Rooms are generously-sized and comfortable, especially the two suites. All have been recently re-styled by the Duchess.
Ours, Threshfield, had two bathrooms, a lounge - which can double as a second bedroom for children – two walk-in wardrobes and had homely touches including a selection of books on the windowsill.
Heading downstairs, the decor has nods to old and new. The stairwell is lined with vintage Shell adverts from the 1930s, promoting the glamour of driving on the open road.
If you have time, guests are able to head down the road and use the Devonshire Health Barn at the Devonshire Arms.
Facilities include a pool, spa pool, sauna, steam room and beauty therapy treatments.
But, after our long day exploring Pen-y-Ghent and Ingleborough, food and beer were in order.
The bar stocks a range of local ales and an array of wines picked to go with courses on the menu – if unsure, ask for advice.
The bar and adjoining conservatory has comfy sofas from where you can sit and look out onto the Dales countryside before being taken through to your table in the restaurant.
Food is artfully-presented but filling. Smoked salmon and moules mariniere were our choices to start followed by tender beef in red wine jus, and gamey-tasting rabbit pie.
There is a range of other interesting dishes.
How about tripe, black pudding, chorizo, peppered red wine and mixed leaves; or artichoke and walnut cream horn?
The Devonshire Fell’s menu opens with the line: “Our belief is that cooking is first all about the quality of ingredients.”
Meats come from local suppliers and some of the vegetables and herbs are from the hotel’s own kitchen garden.

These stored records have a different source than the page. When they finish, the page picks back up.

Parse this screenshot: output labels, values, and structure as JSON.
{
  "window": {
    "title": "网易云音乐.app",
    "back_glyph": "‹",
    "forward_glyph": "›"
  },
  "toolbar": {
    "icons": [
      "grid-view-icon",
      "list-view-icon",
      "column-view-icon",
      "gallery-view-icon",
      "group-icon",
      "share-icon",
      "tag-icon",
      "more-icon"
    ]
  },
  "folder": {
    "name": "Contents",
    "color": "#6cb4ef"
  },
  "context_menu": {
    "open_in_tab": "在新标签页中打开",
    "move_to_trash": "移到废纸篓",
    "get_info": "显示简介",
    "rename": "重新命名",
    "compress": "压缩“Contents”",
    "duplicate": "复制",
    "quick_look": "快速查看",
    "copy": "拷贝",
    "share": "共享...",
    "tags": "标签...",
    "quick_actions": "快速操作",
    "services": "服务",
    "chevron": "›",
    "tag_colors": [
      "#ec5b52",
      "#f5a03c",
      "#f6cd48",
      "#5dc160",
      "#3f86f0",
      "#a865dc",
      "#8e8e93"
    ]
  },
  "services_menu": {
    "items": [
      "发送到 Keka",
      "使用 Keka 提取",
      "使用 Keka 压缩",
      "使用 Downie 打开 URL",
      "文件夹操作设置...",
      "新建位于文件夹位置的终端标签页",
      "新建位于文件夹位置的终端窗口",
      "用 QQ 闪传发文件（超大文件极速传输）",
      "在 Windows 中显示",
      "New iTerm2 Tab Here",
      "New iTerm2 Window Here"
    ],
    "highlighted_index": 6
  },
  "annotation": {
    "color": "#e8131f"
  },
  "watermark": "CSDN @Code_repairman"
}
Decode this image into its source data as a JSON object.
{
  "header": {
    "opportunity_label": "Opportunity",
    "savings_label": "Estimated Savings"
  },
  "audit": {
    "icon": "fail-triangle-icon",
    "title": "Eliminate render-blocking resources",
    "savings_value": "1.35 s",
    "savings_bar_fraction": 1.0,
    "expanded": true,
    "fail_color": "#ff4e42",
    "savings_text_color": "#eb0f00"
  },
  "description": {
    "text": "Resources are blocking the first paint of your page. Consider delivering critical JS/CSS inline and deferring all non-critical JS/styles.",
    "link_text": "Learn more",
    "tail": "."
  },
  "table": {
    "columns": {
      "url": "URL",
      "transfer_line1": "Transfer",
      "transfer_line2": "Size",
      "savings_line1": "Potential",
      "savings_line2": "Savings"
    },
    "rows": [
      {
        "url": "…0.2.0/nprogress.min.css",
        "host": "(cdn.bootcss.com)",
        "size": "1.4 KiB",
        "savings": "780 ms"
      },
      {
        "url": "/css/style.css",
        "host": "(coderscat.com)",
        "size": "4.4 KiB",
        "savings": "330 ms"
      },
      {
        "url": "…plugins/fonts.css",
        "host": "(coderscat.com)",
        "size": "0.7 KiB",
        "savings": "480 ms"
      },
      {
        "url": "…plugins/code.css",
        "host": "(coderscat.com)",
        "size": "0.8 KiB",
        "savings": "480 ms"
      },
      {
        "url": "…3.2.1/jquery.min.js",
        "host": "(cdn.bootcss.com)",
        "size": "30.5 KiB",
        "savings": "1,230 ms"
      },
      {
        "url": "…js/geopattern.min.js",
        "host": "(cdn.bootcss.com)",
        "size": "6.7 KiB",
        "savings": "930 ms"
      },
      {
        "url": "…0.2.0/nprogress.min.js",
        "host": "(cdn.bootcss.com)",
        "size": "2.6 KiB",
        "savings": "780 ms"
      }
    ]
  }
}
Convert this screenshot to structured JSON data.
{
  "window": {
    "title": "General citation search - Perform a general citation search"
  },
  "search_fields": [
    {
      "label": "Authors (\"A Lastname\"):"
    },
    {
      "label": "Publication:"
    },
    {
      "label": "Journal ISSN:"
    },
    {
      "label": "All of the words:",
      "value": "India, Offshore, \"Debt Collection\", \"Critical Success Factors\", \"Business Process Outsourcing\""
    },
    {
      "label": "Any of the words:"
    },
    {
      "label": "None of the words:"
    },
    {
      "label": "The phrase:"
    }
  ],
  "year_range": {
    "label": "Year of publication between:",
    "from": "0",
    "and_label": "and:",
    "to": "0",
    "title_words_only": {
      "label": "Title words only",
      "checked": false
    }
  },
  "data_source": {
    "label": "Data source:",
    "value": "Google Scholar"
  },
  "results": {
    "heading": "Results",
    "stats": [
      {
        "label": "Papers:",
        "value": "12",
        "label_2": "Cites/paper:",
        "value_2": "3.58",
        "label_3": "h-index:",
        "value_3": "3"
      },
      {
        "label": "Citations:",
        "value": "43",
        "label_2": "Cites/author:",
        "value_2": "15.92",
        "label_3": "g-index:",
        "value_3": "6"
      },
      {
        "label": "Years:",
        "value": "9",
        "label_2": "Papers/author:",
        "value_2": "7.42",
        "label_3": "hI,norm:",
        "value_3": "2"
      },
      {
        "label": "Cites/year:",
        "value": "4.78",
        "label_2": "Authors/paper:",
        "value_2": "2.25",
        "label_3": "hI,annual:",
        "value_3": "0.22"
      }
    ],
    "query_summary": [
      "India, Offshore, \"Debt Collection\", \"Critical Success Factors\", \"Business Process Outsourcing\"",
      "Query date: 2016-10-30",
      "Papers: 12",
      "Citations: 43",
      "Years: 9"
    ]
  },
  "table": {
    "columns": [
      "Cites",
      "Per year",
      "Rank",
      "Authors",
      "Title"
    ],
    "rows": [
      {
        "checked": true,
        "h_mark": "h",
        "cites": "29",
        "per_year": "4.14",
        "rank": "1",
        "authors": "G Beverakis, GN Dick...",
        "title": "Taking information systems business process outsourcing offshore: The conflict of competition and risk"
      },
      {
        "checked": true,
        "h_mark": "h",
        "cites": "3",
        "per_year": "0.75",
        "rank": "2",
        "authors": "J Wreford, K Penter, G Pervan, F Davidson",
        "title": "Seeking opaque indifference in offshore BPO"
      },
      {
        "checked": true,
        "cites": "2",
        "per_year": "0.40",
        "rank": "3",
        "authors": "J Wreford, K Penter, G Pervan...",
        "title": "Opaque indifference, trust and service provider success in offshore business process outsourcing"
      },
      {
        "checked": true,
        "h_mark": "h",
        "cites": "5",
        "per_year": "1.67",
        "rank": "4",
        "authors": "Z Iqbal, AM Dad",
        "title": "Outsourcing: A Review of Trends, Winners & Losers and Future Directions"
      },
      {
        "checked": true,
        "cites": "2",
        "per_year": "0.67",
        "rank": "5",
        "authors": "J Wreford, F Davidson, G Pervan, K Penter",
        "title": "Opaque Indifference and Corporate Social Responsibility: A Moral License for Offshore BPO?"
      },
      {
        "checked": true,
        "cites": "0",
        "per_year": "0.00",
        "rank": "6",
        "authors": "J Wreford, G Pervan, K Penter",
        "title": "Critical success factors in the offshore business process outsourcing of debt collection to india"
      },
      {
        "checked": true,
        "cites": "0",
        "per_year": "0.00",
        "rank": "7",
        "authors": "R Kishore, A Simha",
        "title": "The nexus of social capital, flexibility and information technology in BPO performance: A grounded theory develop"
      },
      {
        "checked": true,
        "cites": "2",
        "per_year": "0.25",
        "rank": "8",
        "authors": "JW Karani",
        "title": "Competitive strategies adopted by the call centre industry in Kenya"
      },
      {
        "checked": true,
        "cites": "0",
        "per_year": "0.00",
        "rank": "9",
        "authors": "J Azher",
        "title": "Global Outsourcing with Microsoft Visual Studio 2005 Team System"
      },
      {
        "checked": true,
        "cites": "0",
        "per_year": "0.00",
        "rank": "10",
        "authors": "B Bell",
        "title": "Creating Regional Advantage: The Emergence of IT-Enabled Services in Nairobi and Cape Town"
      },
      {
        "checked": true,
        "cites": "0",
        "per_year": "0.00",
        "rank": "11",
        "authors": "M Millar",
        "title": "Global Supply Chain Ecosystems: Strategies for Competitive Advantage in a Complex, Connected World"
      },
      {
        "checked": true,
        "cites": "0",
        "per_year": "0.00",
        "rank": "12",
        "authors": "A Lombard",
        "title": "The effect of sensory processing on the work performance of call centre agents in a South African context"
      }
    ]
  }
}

Our meal did not disappoint.
Neither did the equally delicious breakfast.
It was all we needed to get set for another day in the countryside...